Hewitt explained to the woman setting up the event that he wanted to cover it for a school assignment. She asked him and Knope if they’ve ever experienced racism. When the answer was no, the woman clarified that since he and his friend haven’t been discriminated against, they couldn’t stay for the meeting. Hewitt and Knope, both first-year journalism students, left the room.
According to the group’s Facebook page, the The Racialized Students’ Collective is part of the Ryerson Students’ Union that “opposes all forms of racism and work towards community wellness for students. We seek to responsibly reflect, represent and serve racialized students.”
Knope shares that she had a feeling of embarrassment over being dismissed from the anti-racism group. She doesn’t agree with white students being banned from these types of events.
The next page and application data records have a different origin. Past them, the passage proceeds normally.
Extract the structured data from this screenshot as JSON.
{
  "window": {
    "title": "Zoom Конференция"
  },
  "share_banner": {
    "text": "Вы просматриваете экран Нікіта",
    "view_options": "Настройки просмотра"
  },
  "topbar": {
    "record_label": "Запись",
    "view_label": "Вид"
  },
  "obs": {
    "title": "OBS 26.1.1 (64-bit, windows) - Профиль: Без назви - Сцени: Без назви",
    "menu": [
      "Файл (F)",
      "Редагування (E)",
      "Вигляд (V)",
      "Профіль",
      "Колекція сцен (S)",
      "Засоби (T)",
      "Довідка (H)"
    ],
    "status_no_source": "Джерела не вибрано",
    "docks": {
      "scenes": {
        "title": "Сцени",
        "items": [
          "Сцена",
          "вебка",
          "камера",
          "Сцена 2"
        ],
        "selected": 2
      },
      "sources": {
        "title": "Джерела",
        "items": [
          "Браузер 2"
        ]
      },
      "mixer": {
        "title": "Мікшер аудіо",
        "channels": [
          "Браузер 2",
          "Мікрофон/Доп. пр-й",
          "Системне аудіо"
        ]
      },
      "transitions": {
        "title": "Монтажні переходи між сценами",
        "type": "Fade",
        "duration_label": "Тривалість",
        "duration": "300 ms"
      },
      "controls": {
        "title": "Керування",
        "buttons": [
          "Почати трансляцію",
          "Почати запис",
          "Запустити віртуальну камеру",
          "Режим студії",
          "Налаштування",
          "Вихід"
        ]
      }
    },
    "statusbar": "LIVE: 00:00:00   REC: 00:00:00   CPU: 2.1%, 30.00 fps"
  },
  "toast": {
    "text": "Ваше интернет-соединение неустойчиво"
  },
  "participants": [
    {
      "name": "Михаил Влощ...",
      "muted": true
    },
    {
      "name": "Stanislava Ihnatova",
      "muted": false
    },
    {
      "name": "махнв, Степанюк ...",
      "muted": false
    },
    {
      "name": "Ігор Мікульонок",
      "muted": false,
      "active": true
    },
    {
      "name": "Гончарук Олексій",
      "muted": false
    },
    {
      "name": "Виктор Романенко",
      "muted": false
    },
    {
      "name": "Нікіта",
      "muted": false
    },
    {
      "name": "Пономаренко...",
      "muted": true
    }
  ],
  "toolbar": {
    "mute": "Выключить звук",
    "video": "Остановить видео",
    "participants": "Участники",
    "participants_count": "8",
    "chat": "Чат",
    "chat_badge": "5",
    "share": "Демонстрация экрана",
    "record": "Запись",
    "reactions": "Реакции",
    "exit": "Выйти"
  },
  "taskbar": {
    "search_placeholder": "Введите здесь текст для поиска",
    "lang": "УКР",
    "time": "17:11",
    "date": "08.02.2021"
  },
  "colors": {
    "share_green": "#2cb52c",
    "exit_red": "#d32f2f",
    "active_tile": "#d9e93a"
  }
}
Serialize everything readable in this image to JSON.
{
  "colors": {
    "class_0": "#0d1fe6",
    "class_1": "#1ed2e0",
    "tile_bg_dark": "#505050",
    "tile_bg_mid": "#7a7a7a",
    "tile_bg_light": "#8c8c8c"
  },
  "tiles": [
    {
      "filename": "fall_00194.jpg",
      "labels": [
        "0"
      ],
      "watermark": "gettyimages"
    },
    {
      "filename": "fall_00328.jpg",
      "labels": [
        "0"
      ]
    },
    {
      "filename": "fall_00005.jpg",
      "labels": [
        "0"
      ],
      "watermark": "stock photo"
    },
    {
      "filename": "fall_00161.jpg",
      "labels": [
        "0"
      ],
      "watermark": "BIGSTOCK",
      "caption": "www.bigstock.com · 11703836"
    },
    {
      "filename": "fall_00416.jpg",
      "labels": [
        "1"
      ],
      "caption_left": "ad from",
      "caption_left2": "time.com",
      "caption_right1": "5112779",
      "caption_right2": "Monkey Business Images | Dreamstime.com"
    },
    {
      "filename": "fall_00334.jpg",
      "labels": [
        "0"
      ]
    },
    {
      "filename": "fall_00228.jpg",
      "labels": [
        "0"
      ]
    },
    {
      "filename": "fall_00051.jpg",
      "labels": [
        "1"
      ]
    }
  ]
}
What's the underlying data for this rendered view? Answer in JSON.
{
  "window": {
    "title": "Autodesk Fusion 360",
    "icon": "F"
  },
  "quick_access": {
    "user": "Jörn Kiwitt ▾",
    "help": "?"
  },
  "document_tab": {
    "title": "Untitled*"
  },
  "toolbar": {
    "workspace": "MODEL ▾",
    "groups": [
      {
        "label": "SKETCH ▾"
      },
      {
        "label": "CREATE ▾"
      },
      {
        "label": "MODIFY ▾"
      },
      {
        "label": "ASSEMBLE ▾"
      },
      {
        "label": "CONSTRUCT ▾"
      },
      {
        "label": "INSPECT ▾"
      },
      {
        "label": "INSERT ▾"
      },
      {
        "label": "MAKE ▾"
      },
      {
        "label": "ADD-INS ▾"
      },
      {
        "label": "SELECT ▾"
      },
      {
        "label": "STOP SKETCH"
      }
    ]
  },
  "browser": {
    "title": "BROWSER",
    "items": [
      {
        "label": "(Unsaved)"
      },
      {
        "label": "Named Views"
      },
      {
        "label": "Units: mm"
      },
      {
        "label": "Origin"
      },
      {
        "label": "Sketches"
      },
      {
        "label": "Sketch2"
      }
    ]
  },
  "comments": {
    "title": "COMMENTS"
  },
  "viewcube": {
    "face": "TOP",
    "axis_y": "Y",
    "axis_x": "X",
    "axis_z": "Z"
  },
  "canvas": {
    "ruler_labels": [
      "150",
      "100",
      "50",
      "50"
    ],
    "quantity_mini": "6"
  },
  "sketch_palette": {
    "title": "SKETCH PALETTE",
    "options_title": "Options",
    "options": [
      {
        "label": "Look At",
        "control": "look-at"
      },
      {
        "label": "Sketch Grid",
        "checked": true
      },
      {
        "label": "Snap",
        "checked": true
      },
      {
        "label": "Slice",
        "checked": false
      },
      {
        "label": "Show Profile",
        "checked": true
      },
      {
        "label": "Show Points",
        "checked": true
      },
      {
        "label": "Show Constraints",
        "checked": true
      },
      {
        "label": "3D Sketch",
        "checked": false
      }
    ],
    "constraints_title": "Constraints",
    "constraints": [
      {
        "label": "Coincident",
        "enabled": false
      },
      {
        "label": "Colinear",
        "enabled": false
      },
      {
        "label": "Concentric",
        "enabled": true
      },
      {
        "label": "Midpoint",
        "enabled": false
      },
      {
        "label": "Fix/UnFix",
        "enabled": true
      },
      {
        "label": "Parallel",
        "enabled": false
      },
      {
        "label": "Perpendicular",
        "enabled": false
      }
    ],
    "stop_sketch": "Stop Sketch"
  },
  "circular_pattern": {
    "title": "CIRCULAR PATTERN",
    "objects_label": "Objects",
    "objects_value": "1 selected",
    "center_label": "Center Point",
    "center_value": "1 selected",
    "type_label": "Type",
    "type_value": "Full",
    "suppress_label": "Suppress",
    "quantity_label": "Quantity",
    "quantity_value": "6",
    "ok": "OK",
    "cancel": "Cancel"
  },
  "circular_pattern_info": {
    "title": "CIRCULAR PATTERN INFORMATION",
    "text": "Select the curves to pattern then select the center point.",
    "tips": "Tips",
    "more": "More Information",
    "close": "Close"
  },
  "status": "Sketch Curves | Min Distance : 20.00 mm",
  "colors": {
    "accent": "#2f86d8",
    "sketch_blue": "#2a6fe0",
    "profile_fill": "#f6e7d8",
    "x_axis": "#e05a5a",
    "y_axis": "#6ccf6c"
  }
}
“It felt really bad … kind of embarrassing. If their goal in these meetings was to end racialization then it needs to be something everybody is involved in. If some people are causing the problems, they need to know. Grouping yourself off … is not going to accomplish anything.”
She further points out that why does their group say they’re a “public” forum and an RSU campaign for others to attend?
RSU coordinator Vajdaan Tanveer told the Ryersonian that the group is designed to be a place minority students can be in a safe place to talk about anything.
“We don’t want (racialized) students to feel intimidated, that they can’t speak their mind because they are afraid of being judged or something they say might be used against them.”
Tanveer was asked by the news source if it’s true Hewitt and Knope were turned away from the RSU meeting. He said the students were white and that’s why they were excluded from the gathering.
“In terms of educating, we have some events for public. We use the opportunity to tell them about the work and how they can get involved.”
RSU is committed to fostering a community of tolerance, as its website states. It describes their mission as “building an anti-racist network” and “fostering an anti-racist environment through campus-wide services, campaigns and events.”
Did the anti-racism group go too far in promoting racial awareness by allowing white students to be banned from the meeting?
[Photo Credit: Racialized Students’ Collective Unit / Facebook]